Mafe comes across as very amiable off the field. In press conferences, he’s attentive and well-spoken, and he frequently praises the team-first mentality upheld on the Minnesota defense. But on the field, a different side of Mafe comes alive — a one-man menace that keeps offensive linemen up at night.
Seeing Mafe now and seeing how far he has come, you’d think he was a highly touted recruit out of high school. But Mafe was only a fringe three-star recruit from Hopkins, Minnesota — a town of just over 18,000. His first offers came from North Dakota and Northern Iowa in August of 2016. The FBS interest didn’t come until September when Wyoming came calling.
Still, the 6’3″, 218-pound defender held out hope for an in-state opportunity with the Minnesota Golden Gophers. And soon, he got it. He was offered a scholarship by the Golden Gophers later in September. Not long after that, he’d become a commit in P.J. Fleck’s inaugural Minnesota class.
Mafe’s career at Minnesota
Mafe’s growth was gradual. The Minnesota DE didn’t become a star overnight. He came to Minnesota at just 218 pounds, with a 4.95 40-yard dash and a vertical just over 32 inches. But lots of hard work in the weight room and positional drills piled up. Mafe maximized himself — the results eventually followed.

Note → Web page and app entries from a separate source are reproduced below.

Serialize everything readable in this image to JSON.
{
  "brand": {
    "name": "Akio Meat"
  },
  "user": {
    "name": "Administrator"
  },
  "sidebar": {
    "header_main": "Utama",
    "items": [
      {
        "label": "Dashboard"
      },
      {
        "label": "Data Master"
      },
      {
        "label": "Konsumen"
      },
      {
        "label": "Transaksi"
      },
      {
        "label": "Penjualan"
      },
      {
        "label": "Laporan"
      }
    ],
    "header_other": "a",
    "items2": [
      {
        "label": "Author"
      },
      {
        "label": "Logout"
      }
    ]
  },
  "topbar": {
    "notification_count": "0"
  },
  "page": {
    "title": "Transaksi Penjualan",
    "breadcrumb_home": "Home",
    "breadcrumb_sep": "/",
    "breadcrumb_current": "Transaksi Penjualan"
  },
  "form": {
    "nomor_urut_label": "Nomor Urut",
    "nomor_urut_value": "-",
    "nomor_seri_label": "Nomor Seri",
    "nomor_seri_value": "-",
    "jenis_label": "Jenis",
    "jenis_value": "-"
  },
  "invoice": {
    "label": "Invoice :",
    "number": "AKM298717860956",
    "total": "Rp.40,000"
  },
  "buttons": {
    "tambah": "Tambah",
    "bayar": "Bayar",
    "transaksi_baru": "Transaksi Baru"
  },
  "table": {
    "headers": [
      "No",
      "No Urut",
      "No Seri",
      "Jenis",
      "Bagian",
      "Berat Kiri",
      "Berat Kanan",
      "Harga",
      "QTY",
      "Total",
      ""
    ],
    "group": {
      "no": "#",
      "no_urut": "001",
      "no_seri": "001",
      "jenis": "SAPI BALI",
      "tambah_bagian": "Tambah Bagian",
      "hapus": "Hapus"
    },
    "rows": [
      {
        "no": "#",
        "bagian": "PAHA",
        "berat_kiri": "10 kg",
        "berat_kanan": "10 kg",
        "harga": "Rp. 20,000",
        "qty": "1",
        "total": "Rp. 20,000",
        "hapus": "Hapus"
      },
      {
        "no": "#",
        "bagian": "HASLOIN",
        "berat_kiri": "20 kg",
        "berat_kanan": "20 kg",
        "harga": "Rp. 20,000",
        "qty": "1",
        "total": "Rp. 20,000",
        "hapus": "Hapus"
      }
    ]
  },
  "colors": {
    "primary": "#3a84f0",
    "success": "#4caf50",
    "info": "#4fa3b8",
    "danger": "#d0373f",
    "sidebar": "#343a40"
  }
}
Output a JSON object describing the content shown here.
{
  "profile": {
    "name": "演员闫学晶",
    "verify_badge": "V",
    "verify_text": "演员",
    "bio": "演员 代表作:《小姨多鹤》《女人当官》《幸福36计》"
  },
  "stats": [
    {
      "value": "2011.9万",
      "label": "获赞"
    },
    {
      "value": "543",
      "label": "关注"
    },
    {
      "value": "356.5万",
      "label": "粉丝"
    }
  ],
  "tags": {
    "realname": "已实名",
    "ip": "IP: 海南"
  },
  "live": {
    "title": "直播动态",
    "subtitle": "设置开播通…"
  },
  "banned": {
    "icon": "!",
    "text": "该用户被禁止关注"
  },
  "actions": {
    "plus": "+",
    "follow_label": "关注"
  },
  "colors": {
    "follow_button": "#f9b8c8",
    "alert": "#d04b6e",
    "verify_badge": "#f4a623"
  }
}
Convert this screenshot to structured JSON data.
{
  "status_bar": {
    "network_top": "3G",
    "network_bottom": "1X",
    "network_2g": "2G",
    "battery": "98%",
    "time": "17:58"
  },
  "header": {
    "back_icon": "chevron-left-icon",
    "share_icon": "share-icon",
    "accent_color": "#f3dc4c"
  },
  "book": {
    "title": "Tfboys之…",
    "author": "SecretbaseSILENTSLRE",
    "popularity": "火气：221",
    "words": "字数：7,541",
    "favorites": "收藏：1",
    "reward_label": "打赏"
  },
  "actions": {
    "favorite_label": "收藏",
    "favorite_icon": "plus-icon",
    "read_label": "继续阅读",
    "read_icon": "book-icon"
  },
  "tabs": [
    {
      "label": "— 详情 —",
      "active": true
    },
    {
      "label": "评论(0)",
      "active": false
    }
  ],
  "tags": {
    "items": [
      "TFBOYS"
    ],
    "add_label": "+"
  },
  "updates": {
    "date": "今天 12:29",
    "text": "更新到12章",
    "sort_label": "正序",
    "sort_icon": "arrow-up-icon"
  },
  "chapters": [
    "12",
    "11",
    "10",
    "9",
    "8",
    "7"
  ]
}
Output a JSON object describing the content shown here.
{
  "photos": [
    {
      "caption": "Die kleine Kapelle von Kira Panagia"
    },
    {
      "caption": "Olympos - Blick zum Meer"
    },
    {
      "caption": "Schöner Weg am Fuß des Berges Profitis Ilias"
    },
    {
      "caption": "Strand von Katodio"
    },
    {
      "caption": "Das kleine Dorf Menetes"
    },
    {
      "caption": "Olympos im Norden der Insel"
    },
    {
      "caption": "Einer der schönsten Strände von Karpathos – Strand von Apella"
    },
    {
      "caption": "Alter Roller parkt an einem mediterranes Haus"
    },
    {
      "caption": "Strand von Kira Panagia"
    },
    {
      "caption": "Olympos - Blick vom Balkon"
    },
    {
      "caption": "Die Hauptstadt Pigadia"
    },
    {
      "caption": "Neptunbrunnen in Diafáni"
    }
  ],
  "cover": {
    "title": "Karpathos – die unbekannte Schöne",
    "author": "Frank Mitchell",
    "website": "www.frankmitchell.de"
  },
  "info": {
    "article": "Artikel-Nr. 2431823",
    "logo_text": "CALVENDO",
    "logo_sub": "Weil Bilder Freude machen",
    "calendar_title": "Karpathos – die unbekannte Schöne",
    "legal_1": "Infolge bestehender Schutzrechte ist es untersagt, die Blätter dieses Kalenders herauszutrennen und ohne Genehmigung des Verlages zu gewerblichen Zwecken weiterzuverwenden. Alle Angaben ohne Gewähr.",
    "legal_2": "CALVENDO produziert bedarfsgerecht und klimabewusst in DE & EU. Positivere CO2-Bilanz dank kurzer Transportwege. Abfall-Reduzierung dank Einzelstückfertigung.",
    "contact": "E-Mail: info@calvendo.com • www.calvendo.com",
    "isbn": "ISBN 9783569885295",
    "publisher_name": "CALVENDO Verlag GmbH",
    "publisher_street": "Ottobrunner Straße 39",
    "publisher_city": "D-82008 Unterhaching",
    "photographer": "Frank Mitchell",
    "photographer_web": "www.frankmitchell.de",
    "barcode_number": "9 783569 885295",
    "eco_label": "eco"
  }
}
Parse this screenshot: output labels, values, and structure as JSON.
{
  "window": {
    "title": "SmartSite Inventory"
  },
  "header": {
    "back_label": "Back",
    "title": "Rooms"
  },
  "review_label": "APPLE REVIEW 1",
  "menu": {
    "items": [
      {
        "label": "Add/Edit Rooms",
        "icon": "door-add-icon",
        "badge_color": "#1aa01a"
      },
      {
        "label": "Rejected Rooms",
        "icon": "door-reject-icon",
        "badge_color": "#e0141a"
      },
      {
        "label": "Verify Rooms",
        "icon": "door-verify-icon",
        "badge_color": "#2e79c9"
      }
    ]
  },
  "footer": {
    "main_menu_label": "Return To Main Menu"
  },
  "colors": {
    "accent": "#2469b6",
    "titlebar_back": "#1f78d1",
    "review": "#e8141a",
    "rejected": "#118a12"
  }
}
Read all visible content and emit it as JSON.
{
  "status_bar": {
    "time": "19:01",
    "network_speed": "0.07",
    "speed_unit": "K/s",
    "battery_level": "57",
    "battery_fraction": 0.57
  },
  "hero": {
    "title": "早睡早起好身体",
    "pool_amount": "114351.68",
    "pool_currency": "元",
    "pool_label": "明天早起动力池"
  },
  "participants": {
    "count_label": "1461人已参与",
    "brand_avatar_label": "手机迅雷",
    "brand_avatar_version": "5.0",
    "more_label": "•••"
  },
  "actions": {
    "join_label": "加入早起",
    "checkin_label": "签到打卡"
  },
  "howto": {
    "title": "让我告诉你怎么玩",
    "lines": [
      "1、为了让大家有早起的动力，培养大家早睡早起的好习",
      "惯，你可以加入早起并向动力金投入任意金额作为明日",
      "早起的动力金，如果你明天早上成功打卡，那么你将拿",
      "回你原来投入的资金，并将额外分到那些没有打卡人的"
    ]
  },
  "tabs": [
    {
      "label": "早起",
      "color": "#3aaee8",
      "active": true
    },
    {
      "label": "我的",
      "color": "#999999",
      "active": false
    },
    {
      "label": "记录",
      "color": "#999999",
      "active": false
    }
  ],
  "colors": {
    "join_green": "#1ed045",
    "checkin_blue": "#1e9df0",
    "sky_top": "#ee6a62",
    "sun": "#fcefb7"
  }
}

Early on, Mafe was a rotational player at best. He redshirted in 2017 and played sparingly in 2018. But every year, he got a few more opportunities, and he flashed more and more with the chances he got. 2019 saw him earn 3 sacks and 3.5 tackles for loss. In 2020, Mafe accumulated 27 tackles, 5.5 tackles for loss, 4.5 sacks, 2 pass deflections, and 2 forced fumbles. And in 2021, he officially broke out as a star on the college football stage.
Mafe was one of the most dangerous pass-rushing threats in the Big Ten during the 2021 season. The Minnesota DE amassed 34 tackles, 10 tackles for loss, 7 sacks, and a forced fumble in 13 games — nine of which he started. Mafe earned All-Big Ten honors for his play, and he also fielded an invite to the Senior Bowl in Mobile, Alabama.
Mafe’s NFL Draft ascension
Mafe is still developing as a pass rusher. His hands can be more consistently violent and precise, and his pass-rush plan can be more fleshed out at times. There’s no doubt room for him to grow as a multitasking rusher. However, Mafe is already trending up in that category after a stellar 2021 campaign, and he has the physical traits worth banking on for an NFL franchise. He also has the attention to detail and mindset to keep growing. His dominant Senior Bowl showing was proof — both of his potential and his progress to this point.
Though he’ll be 23 years old at the start of the 2022 season, Mafe brings with him a working arsenal of moves. And in a supremely athletic 2022 EDGE class, it’s not brash to say that he could be a top-three pure athlete in the group. Mafe’s athletic testing alone will get him early-round buzz, but don’t be scared off by the excitement. Mafe isn’t just an athlete. He’s a growing player with dominant potential at his maximum projection.
Tony Pauline’s Scouting Report on Boye Mafe
Positives: Athletic, intense college pass rusher who can line up in a three-point stance or stand over tackle. Agile, fast up the field, and displays tremendous speed and quickness off the edge. Bends off the corner, breaks down well, and relentlessly attacks opposing quarterbacks. Easily changes direction, gets into space, and makes plays against the run.
Displays an explosive first step off the snap out of a three-point stance, plays with tremendous leverage, and works his hands throughout the action. Effective rushing the passer when standing over tackle and displays the ability to pursue the action laterally. Moves well in space when dropped off the line on zone blitzes. Resilient.
Negatives: Controlled at the point by a single blocker or easily knocked from his angle of attack. Does not show great pursuit speed despite his 40 time.
Analysis: Mafe displayed a lot of development in his game the past two seasons and turned in three days of solid practice at the Senior Bowl. He’s a versatile front-seven defensive prospect with a large upside. If he continues to progress and receives proper coaching, Mafe will be a very productive player in the NFL.